**EXERCISE INPUT:**
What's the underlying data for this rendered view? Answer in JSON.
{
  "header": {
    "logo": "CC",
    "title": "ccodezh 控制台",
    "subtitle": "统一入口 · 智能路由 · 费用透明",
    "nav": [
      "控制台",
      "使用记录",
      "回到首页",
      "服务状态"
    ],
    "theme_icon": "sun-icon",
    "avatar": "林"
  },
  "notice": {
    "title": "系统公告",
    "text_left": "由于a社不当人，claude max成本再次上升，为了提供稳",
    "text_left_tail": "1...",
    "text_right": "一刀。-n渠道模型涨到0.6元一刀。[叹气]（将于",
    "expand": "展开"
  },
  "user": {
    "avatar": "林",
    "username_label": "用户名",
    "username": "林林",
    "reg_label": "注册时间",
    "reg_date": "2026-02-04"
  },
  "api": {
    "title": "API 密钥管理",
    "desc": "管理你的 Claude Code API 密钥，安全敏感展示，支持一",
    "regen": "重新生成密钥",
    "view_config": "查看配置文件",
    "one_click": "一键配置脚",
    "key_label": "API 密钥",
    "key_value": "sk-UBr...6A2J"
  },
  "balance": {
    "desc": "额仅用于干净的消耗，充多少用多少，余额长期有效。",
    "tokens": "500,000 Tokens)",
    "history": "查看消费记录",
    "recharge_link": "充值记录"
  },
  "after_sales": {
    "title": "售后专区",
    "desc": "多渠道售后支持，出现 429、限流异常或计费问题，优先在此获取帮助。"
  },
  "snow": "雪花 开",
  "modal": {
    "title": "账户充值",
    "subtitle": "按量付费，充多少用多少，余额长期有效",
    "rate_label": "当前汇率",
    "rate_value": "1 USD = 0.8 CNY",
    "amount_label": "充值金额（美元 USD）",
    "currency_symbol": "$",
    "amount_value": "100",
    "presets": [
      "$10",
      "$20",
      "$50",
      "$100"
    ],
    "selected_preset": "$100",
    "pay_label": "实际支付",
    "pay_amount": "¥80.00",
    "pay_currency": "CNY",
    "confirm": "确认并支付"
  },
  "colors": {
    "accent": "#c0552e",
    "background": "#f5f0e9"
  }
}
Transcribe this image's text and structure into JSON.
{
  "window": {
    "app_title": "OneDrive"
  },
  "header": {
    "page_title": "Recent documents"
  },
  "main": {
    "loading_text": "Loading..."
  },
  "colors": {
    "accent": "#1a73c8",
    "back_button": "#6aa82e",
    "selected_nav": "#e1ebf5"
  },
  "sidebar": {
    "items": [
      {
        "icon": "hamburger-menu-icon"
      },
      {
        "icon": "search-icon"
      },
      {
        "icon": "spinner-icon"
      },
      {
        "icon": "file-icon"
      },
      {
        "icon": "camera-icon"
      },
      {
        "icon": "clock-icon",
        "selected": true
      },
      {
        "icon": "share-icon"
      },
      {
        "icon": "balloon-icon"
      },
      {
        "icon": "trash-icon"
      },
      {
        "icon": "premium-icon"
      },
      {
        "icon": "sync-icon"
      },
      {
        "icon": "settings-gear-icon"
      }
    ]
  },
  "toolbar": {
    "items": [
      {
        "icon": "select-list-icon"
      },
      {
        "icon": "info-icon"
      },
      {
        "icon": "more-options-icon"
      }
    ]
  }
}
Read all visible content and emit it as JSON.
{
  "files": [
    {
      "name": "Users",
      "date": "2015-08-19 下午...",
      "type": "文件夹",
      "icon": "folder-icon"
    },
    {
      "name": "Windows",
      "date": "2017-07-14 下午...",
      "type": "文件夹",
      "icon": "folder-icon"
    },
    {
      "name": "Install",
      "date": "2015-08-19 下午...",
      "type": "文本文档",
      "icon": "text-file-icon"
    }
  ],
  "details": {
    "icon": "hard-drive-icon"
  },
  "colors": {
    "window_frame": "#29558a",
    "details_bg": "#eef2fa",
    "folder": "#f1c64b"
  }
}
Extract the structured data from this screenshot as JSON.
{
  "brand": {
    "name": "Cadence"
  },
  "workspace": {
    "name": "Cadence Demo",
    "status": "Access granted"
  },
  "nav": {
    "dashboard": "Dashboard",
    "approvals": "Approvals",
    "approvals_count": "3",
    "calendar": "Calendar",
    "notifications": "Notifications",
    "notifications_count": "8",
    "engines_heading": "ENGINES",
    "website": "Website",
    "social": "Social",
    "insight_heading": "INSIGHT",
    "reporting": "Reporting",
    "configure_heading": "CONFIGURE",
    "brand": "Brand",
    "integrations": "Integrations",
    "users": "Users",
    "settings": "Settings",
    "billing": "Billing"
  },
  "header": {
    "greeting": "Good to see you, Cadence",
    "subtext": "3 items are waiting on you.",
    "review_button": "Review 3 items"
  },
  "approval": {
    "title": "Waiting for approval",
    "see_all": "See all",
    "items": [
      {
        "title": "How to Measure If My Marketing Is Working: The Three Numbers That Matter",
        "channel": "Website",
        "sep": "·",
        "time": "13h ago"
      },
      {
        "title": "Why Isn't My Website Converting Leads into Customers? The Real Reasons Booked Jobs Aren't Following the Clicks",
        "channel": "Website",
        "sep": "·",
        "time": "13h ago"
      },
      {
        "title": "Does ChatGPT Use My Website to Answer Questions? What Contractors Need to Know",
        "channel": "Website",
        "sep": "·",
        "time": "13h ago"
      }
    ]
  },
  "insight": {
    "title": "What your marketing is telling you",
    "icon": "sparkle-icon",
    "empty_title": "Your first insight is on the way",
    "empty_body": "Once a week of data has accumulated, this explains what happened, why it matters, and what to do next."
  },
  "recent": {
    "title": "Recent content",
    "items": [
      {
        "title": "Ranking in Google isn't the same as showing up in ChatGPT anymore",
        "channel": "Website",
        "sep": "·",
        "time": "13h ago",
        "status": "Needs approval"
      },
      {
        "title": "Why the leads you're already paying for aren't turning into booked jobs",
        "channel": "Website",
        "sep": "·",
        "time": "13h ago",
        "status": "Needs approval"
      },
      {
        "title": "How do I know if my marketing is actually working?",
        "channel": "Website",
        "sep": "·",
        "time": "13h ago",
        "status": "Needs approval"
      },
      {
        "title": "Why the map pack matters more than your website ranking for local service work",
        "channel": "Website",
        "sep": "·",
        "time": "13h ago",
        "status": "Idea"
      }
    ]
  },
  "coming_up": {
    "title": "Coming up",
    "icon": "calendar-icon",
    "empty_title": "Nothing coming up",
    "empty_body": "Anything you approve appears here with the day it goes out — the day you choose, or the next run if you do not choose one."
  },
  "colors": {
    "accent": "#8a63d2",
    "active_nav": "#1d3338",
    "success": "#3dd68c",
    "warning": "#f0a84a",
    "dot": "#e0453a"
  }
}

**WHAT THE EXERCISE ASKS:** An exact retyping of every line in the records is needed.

**EXERCISE RESPONSE:**
What's the underlying data for this rendered view? Answer in JSON.
{
  "header": {
    "logo": "CC",
    "title": "ccodezh 控制台",
    "subtitle": "统一入口 · 智能路由 · 费用透明",
    "nav": [
      "控制台",
      "使用记录",
      "回到首页",
      "服务状态"
    ],
    "theme_icon": "sun-icon",
    "avatar": "林"
  },
  "notice": {
    "title": "系统公告",
    "text_left": "由于a社不当人，claude max成本再次上升，为了提供稳",
    "text_left_tail": "1...",
    "text_right": "一刀。-n渠道模型涨到0.6元一刀。[叹气]（将于",
    "expand": "展开"
  },
  "user": {
    "avatar": "林",
    "username_label": "用户名",
    "username": "林林",
    "reg_label": "注册时间",
    "reg_date": "2026-02-04"
  },
  "api": {
    "title": "API 密钥管理",
    "desc": "管理你的 Claude Code API 密钥，安全敏感展示，支持一",
    "regen": "重新生成密钥",
    "view_config": "查看配置文件",
    "one_click": "一键配置脚",
    "key_label": "API 密钥",
    "key_value": "sk-UBr...6A2J"
  },
  "balance": {
    "desc": "额仅用于干净的消耗，充多少用多少，余额长期有效。",
    "tokens": "500,000 Tokens)",
    "history": "查看消费记录",
    "recharge_link": "充值记录"
  },
  "after_sales": {
    "title": "售后专区",
    "desc": "多渠道售后支持，出现 429、限流异常或计费问题，优先在此获取帮助。"
  },
  "snow": "雪花 开",
  "modal": {
    "title": "账户充值",
    "subtitle": "按量付费，充多少用多少，余额长期有效",
    "rate_label": "当前汇率",
    "rate_value": "1 USD = 0.8 CNY",
    "amount_label": "充值金额（美元 USD）",
    "currency_symbol": "$",
    "amount_value": "100",
    "presets": [
      "$10",
      "$20",
      "$50",
      "$100"
    ],
    "selected_preset": "$100",
    "pay_label": "实际支付",
    "pay_amount": "¥80.00",
    "pay_currency": "CNY",
    "confirm": "确认并支付"
  },
  "colors": {
    "accent": "#c0552e",
    "background": "#f5f0e9"
  }
}
Transcribe this image's text and structure into JSON.
{
  "window": {
    "app_title": "OneDrive"
  },
  "header": {
    "page_title": "Recent documents"
  },
  "main": {
    "loading_text": "Loading..."
  },
  "colors": {
    "accent": "#1a73c8",
    "back_button": "#6aa82e",
    "selected_nav": "#e1ebf5"
  },
  "sidebar": {
    "items": [
      {
        "icon": "hamburger-menu-icon"
      },
      {
        "icon": "search-icon"
      },
      {
        "icon": "spinner-icon"
      },
      {
        "icon": "file-icon"
      },
      {
        "icon": "camera-icon"
      },
      {
        "icon": "clock-icon",
        "selected": true
      },
      {
        "icon": "share-icon"
      },
      {
        "icon": "balloon-icon"
      },
      {
        "icon": "trash-icon"
      },
      {
        "icon": "premium-icon"
      },
      {
        "icon": "sync-icon"
      },
      {
        "icon": "settings-gear-icon"
      }
    ]
  },
  "toolbar": {
    "items": [
      {
        "icon": "select-list-icon"
      },
      {
        "icon": "info-icon"
      },
      {
        "icon": "more-options-icon"
      }
    ]
  }
}
Read all visible content and emit it as JSON.
{
  "files": [
    {
      "name": "Users",
      "date": "2015-08-19 下午...",
      "type": "文件夹",
      "icon": "folder-icon"
    },
    {
      "name": "Windows",
      "date": "2017-07-14 下午...",
      "type": "文件夹",
      "icon": "folder-icon"
    },
    {
      "name": "Install",
      "date": "2015-08-19 下午...",
      "type": "文本文档",
      "icon": "text-file-icon"
    }
  ],
  "details": {
    "icon": "hard-drive-icon"
  },
  "colors": {
    "window_frame": "#29558a",
    "details_bg": "#eef2fa",
    "folder": "#f1c64b"
  }
}
Extract the structured data from this screenshot as JSON.
{
  "brand": {
    "name": "Cadence"
  },
  "workspace": {
    "name": "Cadence Demo",
    "status": "Access granted"
  },
  "nav": {
    "dashboard": "Dashboard",
    "approvals": "Approvals",
    "approvals_count": "3",
    "calendar": "Calendar",
    "notifications": "Notifications",
    "notifications_count": "8",
    "engines_heading": "ENGINES",
    "website": "Website",
    "social": "Social",
    "insight_heading": "INSIGHT",
    "reporting": "Reporting",
    "configure_heading": "CONFIGURE",
    "brand": "Brand",
    "integrations": "Integrations",
    "users": "Users",
    "settings": "Settings",
    "billing": "Billing"
  },
  "header": {
    "greeting": "Good to see you, Cadence",
    "subtext": "3 items are waiting on you.",
    "review_button": "Review 3 items"
  },
  "approval": {
    "title": "Waiting for approval",
    "see_all": "See all",
    "items": [
      {
        "title": "How to Measure If My Marketing Is Working: The Three Numbers That Matter",
        "channel": "Website",
        "sep": "·",
        "time": "13h ago"
      },
      {
        "title": "Why Isn't My Website Converting Leads into Customers? The Real Reasons Booked Jobs Aren't Following the Clicks",
        "channel": "Website",
        "sep": "·",
        "time": "13h ago"
      },
      {
        "title": "Does ChatGPT Use My Website to Answer Questions? What Contractors Need to Know",
        "channel": "Website",
        "sep": "·",
        "time": "13h ago"
      }
    ]
  },
  "insight": {
    "title": "What your marketing is telling you",
    "icon": "sparkle-icon",
    "empty_title": "Your first insight is on the way",
    "empty_body": "Once a week of data has accumulated, this explains what happened, why it matters, and what to do next."
  },
  "recent": {
    "title": "Recent content",
    "items": [
      {
        "title": "Ranking in Google isn't the same as showing up in ChatGPT anymore",
        "channel": "Website",
        "sep": "·",
        "time": "13h ago",
        "status": "Needs approval"
      },
      {
        "title": "Why the leads you're already paying for aren't turning into booked jobs",
        "channel": "Website",
        "sep": "·",
        "time": "13h ago",
        "status": "Needs approval"
      },
      {
        "title": "How do I know if my marketing is actually working?",
        "channel": "Website",
        "sep": "·",
        "time": "13h ago",
        "status": "Needs approval"
      },
      {
        "title": "Why the map pack matters more than your website ranking for local service work",
        "channel": "Website",
        "sep": "·",
        "time": "13h ago",
        "status": "Idea"
      }
    ]
  },
  "coming_up": {
    "title": "Coming up",
    "icon": "calendar-icon",
    "empty_title": "Nothing coming up",
    "empty_body": "Anything you approve appears here with the day it goes out — the day you choose, or the next run if you do not choose one."
  },
  "colors": {
    "accent": "#8a63d2",
    "active_nav": "#1d3338",
    "success": "#3dd68c",
    "warning": "#f0a84a",
    "dot": "#e0453a"
  }
}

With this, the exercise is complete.